Tick-borne Encephalitis

Tick-Borne-Encephalitis (Junior)

About Tick-borne Encephalitis

Key Fact: 1 in every 100 cases is fatal, while 1 in 10 cases result in long-term complications such as memory loss, issues concentrating and changes in behaviour.

Vector: Bite from an infected tick.

Cases: 10–12,000 cases worldwide annually (estimated). Actual number is thought to be much higher.

Symptoms: Fever, headache, muscle pain, fatigue.

Severe Case: Infection of the CNS leading to meningitis, encephalitis and myelitis.

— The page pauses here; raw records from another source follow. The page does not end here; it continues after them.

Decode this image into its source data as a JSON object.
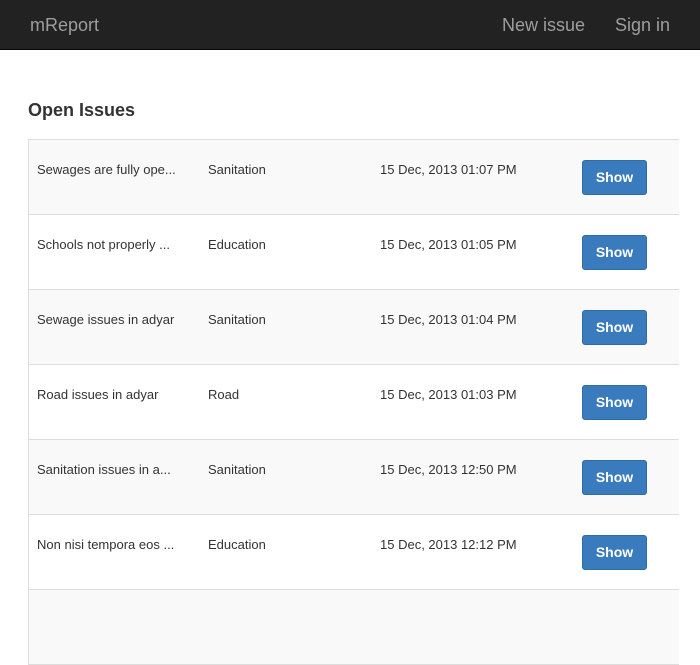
{
  "navbar": {
    "brand": "mReport",
    "new_issue": "New issue",
    "sign_in": "Sign in"
  },
  "page": {
    "title": "Open Issues"
  },
  "issues": [
    {
      "title": "Sewages are fully ope...",
      "category": "Sanitation",
      "date": "15 Dec, 2013 01:07 PM",
      "action": "Show"
    },
    {
      "title": "Schools not properly ...",
      "category": "Education",
      "date": "15 Dec, 2013 01:05 PM",
      "action": "Show"
    },
    {
      "title": "Sewage issues in adyar",
      "category": "Sanitation",
      "date": "15 Dec, 2013 01:04 PM",
      "action": "Show"
    },
    {
      "title": "Road issues in adyar",
      "category": "Road",
      "date": "15 Dec, 2013 01:03 PM",
      "action": "Show"
    },
    {
      "title": "Sanitation issues in a...",
      "category": "Sanitation",
      "date": "15 Dec, 2013 12:50 PM",
      "action": "Show"
    },
    {
      "title": "Non nisi tempora eos ...",
      "category": "Education",
      "date": "15 Dec, 2013 12:12 PM",
      "action": "Show"
    }
  ],
  "colors": {
    "navbar_bg": "#222222",
    "nav_text": "#9d9d9d",
    "button_bg": "#3a7bbd",
    "row_stripe": "#f9f9f9"
  }
}
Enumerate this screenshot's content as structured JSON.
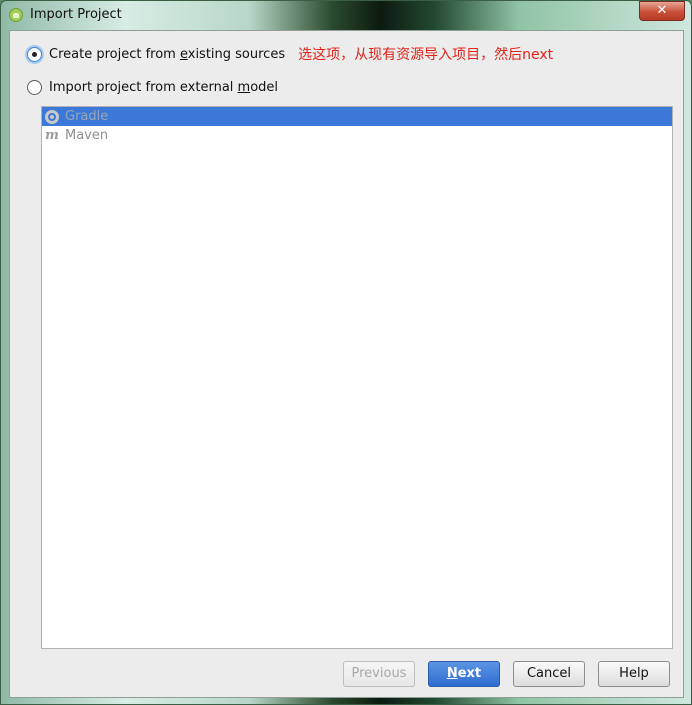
{
  "window": {
    "title": "Import Project",
    "close_glyph": "✕"
  },
  "options": [
    {
      "label_before": "Create project from ",
      "mnemonic": "e",
      "label_after": "xisting sources",
      "checked": true
    },
    {
      "label_before": "Import project from external ",
      "mnemonic": "m",
      "label_after": "odel",
      "checked": false
    }
  ],
  "annotation": "选这项，从现有资源导入项目，然后next",
  "model_list": [
    {
      "label": "Gradle",
      "icon": "gradle-icon",
      "selected": true
    },
    {
      "label": "Maven",
      "icon": "maven-icon",
      "icon_glyph": "m",
      "selected": false
    }
  ],
  "buttons": {
    "previous": "Previous",
    "next_mnemonic": "N",
    "next_rest": "ext",
    "cancel": "Cancel",
    "help": "Help"
  },
  "colors": {
    "selection": "#3c78d8",
    "annotation": "#e2231a",
    "primary_button": "#2f6cd0"
  }
}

Precautions: Vaccination; Avoid tick habitats, such as long grass; Use a recommended insect repellent containing either Picaridin (20%), DEET or PMD; Minimise areas of exposed skin by wearing long-sleeved shirts, long pants, and closed shoes; Carry a tick remover or fine tooth tweezers; Carefully check every day for attached ticks; If found, remove the tick by gently gripping it as close to the skin as possible and pulling away steadily without twisting or crushing the tick. Ensure the entire tick − including head and mouthparts − is removed; Wash your skin with water and soap afterwards, and apply an antiseptic cream around the bite;